The same goes for Shauna Ries and Genna Murphy's Quality of Life: How to Get It, How to Keep It. Ries and Murphy recommend staying out of debt, learning to manage your time better, minimizing stress by practicing breathing exercises, and eating five servings of fruits and vegetables a day. Parts of their book are so corny they smack of Al Franken's Stuart Smalley routine on Saturday Night Live. ("I'm good enough, I'm smart enough, and -- doggone it -- people like me!") For example, the authors have developed an acronym -- IAMOK (indignation, awareness, maturity, opportunity, and kindness) -- to help readers come to terms with their body image. Suffice it to say that the authors recommend that we practice self-forgiveness and learn to accept ourselves for who we are. (The advice isn't corny; the acronym is.)
What you'll get from The Biology of Success and Quality of Life is a self-help prescription you've read many times before. For my money, the best advice from either book comes from Ries and Murphy: "Find a role model, someone who simply 'glows' with good health and vibrancy. Ask how he or she does it." Then you'll have the money you would have spent on these books to pay down some of that pesky debt.
CEO, Netpulse Communications Inc., and cofounder of Intuit Inc.
The Long Boom, by Joel Hyatt, Peter Leyden, and Peter Schwartz. It's "an unabashedly optimistic view of how people in technology fields will help change the world for the better over the next 20 years," Proulx says. "As an Internet-company CEO, I'm encouraged to find a plausible scenario promising that the bubble isn't going to burst soon, pundit predictions notwithstanding."
Radical Marketing, by Sam Hill and Glenn Rifkin. "This book is about 10 organizations in very different industries that have succeeded by being, well, radical. That's something I can identify with. If there's a conventional approach to doing something, I assume everyone else is wrong and try to figure out a different way to do it. That's what these companies did, and it paid off big time."
FAVORITE NONBUSINESS BOOK

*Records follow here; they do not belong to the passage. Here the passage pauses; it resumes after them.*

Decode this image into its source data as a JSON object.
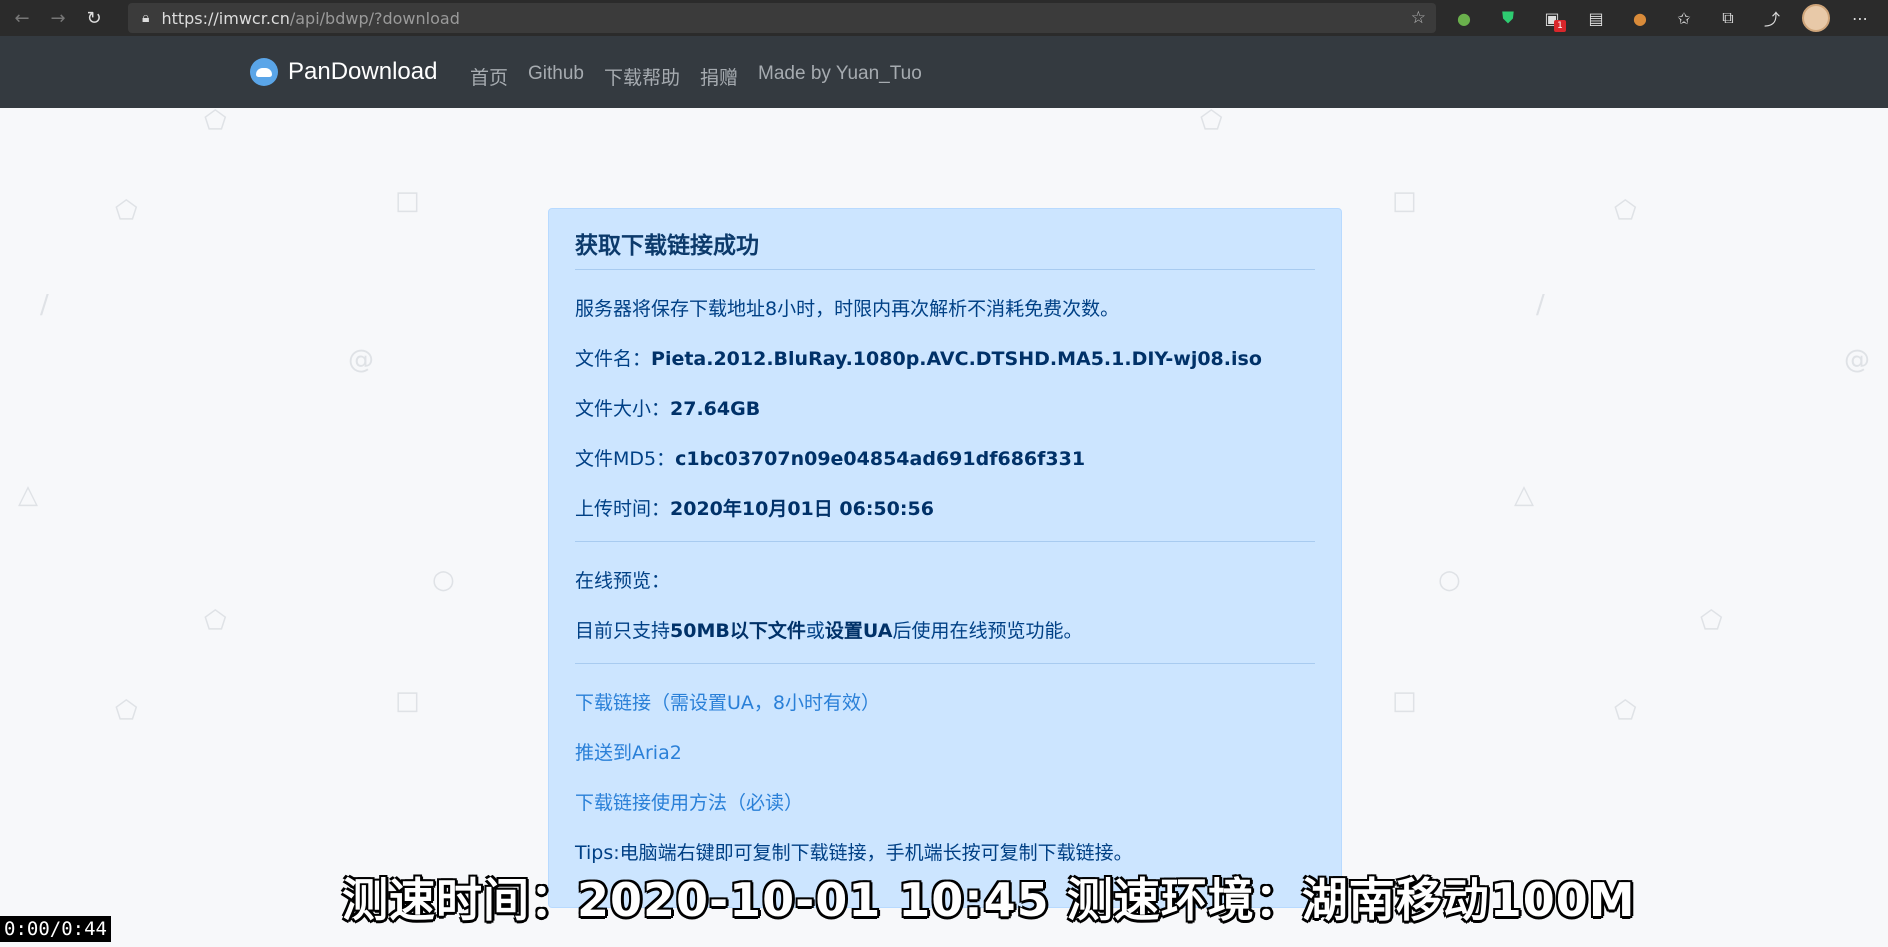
{
  "browser": {
    "url_host": "https://imwcr.cn",
    "url_path": "/api/bdwp/?download"
  },
  "site": {
    "brand": "PanDownload",
    "menu": [
      "首页",
      "Github",
      "下载帮助",
      "捐赠",
      "Made by Yuan_Tuo"
    ]
  },
  "card": {
    "title": "获取下载链接成功",
    "notice": "服务器将保存下载地址8小时，时限内再次解析不消耗免费次数。",
    "filename_label": "文件名：",
    "filename": "Pieta.2012.BluRay.1080p.AVC.DTSHD.MA5.1.DIY-wj08.iso",
    "size_label": "文件大小：",
    "size": "27.64GB",
    "md5_label": "文件MD5：",
    "md5": "c1bc03707n09e04854ad691df686f331",
    "upload_label": "上传时间：",
    "upload_time": "2020年10月01日 06:50:56",
    "preview_label": "在线预览：",
    "preview_note_1": "目前只支持",
    "preview_note_bold1": "50MB以下文件",
    "preview_note_2": "或",
    "preview_note_bold2": "设置UA",
    "preview_note_3": "后使用在线预览功能。",
    "link_download": "下载链接（需设置UA，8小时有效）",
    "link_aria2": "推送到Aria2",
    "link_howto": "下载链接使用方法（必读）",
    "tips": "Tips:电脑端右键即可复制下载链接，手机端长按可复制下载链接。"
  },
  "overlay": {
    "subtitle": "测速时间：2020-10-01 10:45   测速环境：湖南移动100M",
    "timer": "0:00/0:44"
  },
  "ext_badge": "1"
}
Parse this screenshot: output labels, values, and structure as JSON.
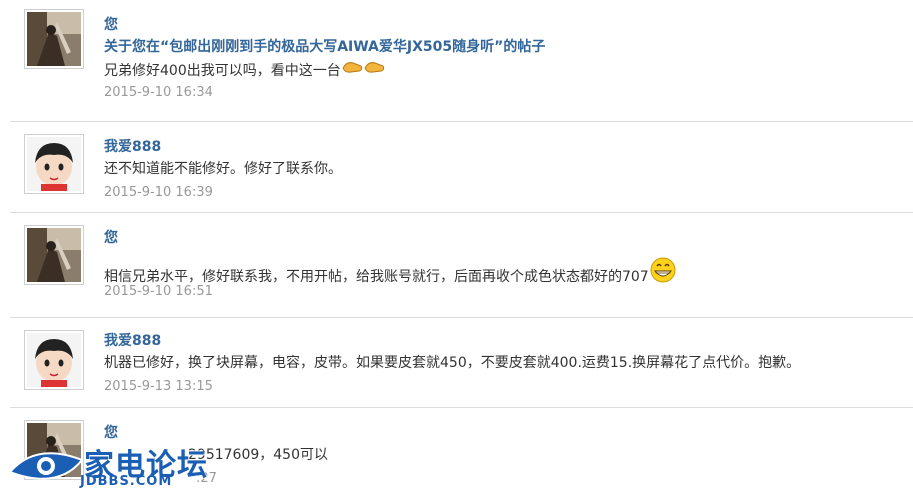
{
  "messages": [
    {
      "author": "您",
      "subject": "关于您在“包邮出刚刚到手的极品大写AIWA爱华JX505随身听”的帖子",
      "text": "兄弟修好400出我可以吗，看中这一台",
      "emoticon": "handshake-icon",
      "time": "2015-9-10 16:34"
    },
    {
      "author": "我爱888",
      "text": "还不知道能不能修好。修好了联系你。",
      "time": "2015-9-10 16:39"
    },
    {
      "author": "您",
      "text": "相信兄弟水平，修好联系我，不用开帖，给我账号就行，后面再收个成色状态都好的707",
      "emoticon": "grin-icon",
      "time": "2015-9-10 16:51"
    },
    {
      "author": "我爱888",
      "text": "机器已修好，换了块屏幕，电容，皮带。如果要皮套就450，不要皮套就400.运费15.换屏幕花了点代价。抱歉。",
      "time": "2015-9-13 13:15"
    },
    {
      "author": "您",
      "text": "29517609，450可以",
      "time": ":27"
    }
  ],
  "watermark": {
    "name": "家电论坛",
    "url": "JDBBS.COM"
  },
  "colors": {
    "author": "#336699",
    "time": "#999999",
    "divider": "#dcdcdc",
    "watermark": "#1a5fb4"
  }
}
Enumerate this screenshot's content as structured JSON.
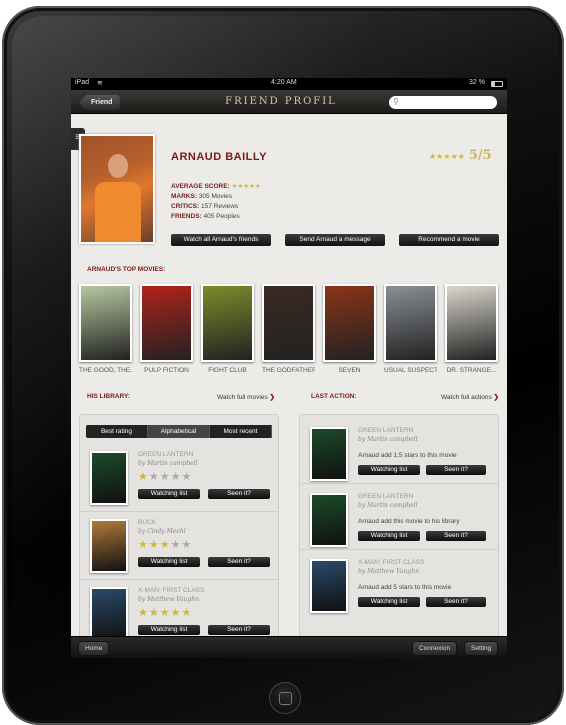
{
  "status": {
    "device": "iPad",
    "time": "4:20 AM",
    "battery": "32 %"
  },
  "nav": {
    "back": "Friend",
    "title": "FRIEND PROFIL",
    "search_placeholder": ""
  },
  "profile": {
    "name": "ARNAUD BAILLY",
    "rating_stars": "★★★★★",
    "rating_value": "5/5",
    "average_label": "AVERAGE SCORE:",
    "average_stars": "★★★★★",
    "marks_label": "MARKS:",
    "marks_value": "305 Movies",
    "critics_label": "CRITICS:",
    "critics_value": "157 Reviews",
    "friends_label": "FRIENDS:",
    "friends_value": "405 Peoples",
    "buttons": [
      "Watch all Arnaud's friends",
      "Send Arnaud a message",
      "Recommend a movie"
    ]
  },
  "top_movies": {
    "title": "ARNAUD'S TOP MOVIES:",
    "items": [
      {
        "label": "THE GOOD, THE...",
        "color": "#b6c7a0"
      },
      {
        "label": "PULP FICTION",
        "color": "#b1221a"
      },
      {
        "label": "FIGHT CLUB",
        "color": "#7d8a2a"
      },
      {
        "label": "THE GODFATHER",
        "color": "#3a2a22"
      },
      {
        "label": "SEVEN",
        "color": "#8a3418"
      },
      {
        "label": "USUAL SUSPECT",
        "color": "#8a8f96"
      },
      {
        "label": "DR. STRANGE...",
        "color": "#d9d6cc"
      }
    ]
  },
  "library": {
    "title": "HIS LIBRARY:",
    "link": "Watch full movies",
    "tabs": [
      "Best rating",
      "Alphabetical",
      "Most recent"
    ],
    "items": [
      {
        "title": "GREEN LANTERN",
        "author": "by Martin campbell",
        "stars": "★★★★★",
        "filled": 1,
        "color": "#1c4a2a"
      },
      {
        "title": "BUCK",
        "author": "by Cindy Meehl",
        "stars": "★★★★★",
        "filled": 3,
        "color": "#b07a3a"
      },
      {
        "title": "X-MAN; FIRST CLASS",
        "author": "by Matthew Vaughn",
        "stars": "★★★★★",
        "filled": 5,
        "color": "#2a4a6a"
      }
    ],
    "btn_watch": "Watching list",
    "btn_seen": "Seen it?"
  },
  "actions": {
    "title": "LAST ACTION:",
    "link": "Watch full actions",
    "items": [
      {
        "title": "GREEN LANTERN",
        "author": "by Martin campbell",
        "text": "Arnaud add 1,5 stars to this movie",
        "color": "#1c4a2a"
      },
      {
        "title": "GREEN LANTERN",
        "author": "by Martin campbell",
        "text": "Arnaud add this movie to his library",
        "color": "#1c4a2a"
      },
      {
        "title": "X-MAN; FIRST CLASS",
        "author": "by Matthew Vaughn",
        "text": "Arnaud add 5 stars to this movie",
        "color": "#2a4a6a"
      }
    ]
  },
  "tabbar": {
    "home": "Home",
    "connexion": "Connexion",
    "setting": "Setting"
  }
}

D-Day: June 6, 1944, by Stephen E. Ambrose. "It's an incredible story of the meticulous planning of the most massive operation in history -- militarily or otherwise -- where failure was not an option. What a dramatic contrast to the ready-fire-aim planning of the Internet economy!" --Mike Hofman